The referrer would go on to become tremendously important in identifying where users came from, what social channels performed the best, and what traffic was looking like via different sources. Tracking the referrer is an enormous boost to your website — the next time someone tweets you and gets a thousand likes, you’ll know the spike in traffic from your website is coming from Twitter and engage that tweet to milk it for what you can.
Why are you here?
Next came low level tracking tags. People started using services that would log clicks, impressions, conversions and other metrics that arise from user interaction on the website. Developers had been logging requests made to servers for decades at this point, it was a given that the next step would be to filter this and get some useful information.
So every time you click “Add to Cart” or “Buy Now,” the website tracks that and records that in your user file.
Now this isn’t that bad in itself, but what it turned into is the real monster. But first, we must meet the service that caused this mess.
ASL — Age/Sex/Location — is a common slang in anonymous chatrooms in order to identify who someone is talking to.
Of course, your browser doesn’t need this information. But that doesn’t stop it from collecting it and giving it up!
Enter Google Analytics. Google Analytics launched as a webmaster tool — it’s only obvious that the search engine giant would have the best-selling SEO tool — and provided one of the tracking tags I just mentioned. You’d drop this tag into your site and Google would track referrers, sessions, and more, dropping this into a user profile marked with a user ID. You would then call a record event to GA every time an interaction you wanted to log occurred, and Google would amass the data into the correct user profile.
Of course, the “more” is the keyword above.

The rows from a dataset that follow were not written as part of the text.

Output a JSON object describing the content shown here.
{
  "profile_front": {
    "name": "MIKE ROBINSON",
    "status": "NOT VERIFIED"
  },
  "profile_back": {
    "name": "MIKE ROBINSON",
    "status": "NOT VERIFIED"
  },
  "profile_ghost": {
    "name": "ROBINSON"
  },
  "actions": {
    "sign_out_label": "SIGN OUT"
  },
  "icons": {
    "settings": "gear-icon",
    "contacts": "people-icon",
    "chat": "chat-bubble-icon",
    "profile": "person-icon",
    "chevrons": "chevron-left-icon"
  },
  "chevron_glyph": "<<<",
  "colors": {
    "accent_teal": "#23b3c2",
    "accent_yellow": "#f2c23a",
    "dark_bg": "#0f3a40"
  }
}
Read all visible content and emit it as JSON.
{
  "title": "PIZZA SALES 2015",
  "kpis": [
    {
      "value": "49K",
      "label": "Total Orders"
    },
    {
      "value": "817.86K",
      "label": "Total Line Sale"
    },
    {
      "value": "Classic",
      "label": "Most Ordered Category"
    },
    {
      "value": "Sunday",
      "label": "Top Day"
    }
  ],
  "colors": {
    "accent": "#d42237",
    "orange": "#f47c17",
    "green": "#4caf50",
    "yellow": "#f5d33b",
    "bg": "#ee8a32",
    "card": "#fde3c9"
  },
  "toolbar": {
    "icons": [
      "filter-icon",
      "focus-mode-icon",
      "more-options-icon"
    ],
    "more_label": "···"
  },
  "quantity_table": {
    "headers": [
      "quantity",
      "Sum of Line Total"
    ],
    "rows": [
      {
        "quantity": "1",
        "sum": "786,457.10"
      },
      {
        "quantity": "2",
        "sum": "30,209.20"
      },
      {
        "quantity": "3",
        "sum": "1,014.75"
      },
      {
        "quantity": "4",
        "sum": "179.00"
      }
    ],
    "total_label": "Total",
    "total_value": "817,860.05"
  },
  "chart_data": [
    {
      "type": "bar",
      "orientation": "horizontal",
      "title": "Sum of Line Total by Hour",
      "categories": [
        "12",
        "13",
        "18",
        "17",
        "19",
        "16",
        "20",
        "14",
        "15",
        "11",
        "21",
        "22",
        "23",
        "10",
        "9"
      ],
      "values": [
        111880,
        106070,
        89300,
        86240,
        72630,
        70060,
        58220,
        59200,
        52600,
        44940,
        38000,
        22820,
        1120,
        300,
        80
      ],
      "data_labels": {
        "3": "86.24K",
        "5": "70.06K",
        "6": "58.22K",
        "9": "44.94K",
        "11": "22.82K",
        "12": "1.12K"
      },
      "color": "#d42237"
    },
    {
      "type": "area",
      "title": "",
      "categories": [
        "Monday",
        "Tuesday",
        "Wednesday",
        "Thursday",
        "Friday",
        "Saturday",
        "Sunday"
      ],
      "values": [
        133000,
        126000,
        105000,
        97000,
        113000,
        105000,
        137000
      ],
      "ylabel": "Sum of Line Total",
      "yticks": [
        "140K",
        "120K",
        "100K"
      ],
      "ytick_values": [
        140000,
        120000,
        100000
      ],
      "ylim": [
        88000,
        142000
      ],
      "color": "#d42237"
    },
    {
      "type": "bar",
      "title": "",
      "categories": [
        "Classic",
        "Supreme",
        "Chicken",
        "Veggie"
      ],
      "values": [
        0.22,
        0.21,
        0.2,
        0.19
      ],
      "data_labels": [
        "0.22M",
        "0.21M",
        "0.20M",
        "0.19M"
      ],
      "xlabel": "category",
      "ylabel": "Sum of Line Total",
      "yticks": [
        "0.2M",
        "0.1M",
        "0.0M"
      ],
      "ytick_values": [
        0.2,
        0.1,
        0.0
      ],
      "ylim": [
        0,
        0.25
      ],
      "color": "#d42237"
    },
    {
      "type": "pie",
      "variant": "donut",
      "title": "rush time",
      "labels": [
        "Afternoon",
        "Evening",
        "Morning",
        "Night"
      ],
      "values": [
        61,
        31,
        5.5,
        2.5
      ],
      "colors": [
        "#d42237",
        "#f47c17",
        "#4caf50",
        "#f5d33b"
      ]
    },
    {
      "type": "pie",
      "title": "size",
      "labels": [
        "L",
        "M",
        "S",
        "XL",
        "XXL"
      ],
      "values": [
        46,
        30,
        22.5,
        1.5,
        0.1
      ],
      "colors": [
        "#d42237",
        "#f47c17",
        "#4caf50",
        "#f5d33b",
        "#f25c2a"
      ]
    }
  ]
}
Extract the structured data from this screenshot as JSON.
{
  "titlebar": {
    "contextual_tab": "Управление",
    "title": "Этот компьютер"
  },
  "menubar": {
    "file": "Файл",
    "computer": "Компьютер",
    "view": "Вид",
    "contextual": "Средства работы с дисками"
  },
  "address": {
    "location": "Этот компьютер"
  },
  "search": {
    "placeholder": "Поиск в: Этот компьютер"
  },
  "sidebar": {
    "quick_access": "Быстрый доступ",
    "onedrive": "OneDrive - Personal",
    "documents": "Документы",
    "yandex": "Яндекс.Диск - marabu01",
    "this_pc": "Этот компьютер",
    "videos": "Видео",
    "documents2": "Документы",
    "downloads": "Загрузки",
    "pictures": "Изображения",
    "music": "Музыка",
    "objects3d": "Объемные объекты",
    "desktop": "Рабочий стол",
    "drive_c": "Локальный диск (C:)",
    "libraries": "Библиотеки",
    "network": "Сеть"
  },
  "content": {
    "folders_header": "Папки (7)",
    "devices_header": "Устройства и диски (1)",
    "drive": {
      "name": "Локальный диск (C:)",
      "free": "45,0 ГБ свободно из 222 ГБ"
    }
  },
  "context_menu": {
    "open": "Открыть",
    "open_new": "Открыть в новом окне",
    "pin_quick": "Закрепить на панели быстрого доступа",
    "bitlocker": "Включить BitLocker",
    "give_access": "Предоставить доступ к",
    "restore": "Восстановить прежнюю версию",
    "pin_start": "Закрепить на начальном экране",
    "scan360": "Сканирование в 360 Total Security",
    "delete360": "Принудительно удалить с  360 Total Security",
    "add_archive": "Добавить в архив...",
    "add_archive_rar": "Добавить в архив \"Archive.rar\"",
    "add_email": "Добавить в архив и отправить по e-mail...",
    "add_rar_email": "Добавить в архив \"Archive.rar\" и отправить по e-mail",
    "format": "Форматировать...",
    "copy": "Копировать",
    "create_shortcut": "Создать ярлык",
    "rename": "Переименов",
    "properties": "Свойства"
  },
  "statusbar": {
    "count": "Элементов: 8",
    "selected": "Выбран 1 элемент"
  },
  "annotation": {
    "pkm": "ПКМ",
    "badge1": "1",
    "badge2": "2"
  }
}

Google, the data giant that it was/still is, began to collect information on user ages, locations, networks, and every piece of profiling data they could get their hands on, turning it all into a neat dashboard that anyone could browse. Google Analytics quickly turned from a logging tool into an intrusive marketing monster.
It got worse.
Heatmap/recording tools had been around for some time but they were always varying degrees of reliability.
When Hotjar released its tool, it pretty much rocked the entire industry — easy visitor recordings for everyone. This was the beginning of one of the most intrusive practices in web analytics, and yet only the tip of the iceberg.
Combining mouse movement tracking with artificial intelligence, Peekmap has managed to create a terrifying tool that tracks everything imaginable. Mouse clicks, movement, typing — it tracks everything and replays it in a nice little video that can be skimmed through. With AI, it then adds eye-tracking without the use of a webcam. It’s terrifying — imagine being able to pretty much watch how your users are using your website.
All of this put together tells a frightening narrative of being able to visualize exactly how visitors use your site — a miracle and the holy grail for webmasters, and a nightmare for users and data privacy.
It’s Time to Draw the Line
With the passing of GDPR, a whole new wave of possibilities has surged in data privacy. What was once a futile proletariat fight against internet giants is now supported by governments across the world.
It’s time that we take a stand against intrusive “analytics” and prohibit tracking to the best of our ability.
It’s a problem that we may just solve with more tech. Take UBlock Origin — it’s a free and open source Chrome extensions that’ll block trackers and ads, keeping you and your data safe. Or Aiko Mail — an AI email client that does all it can to block trackers in your emails. We can fight fire with fire.
In the meantime, tread carefully. Because the next website you go on might just be spying on you.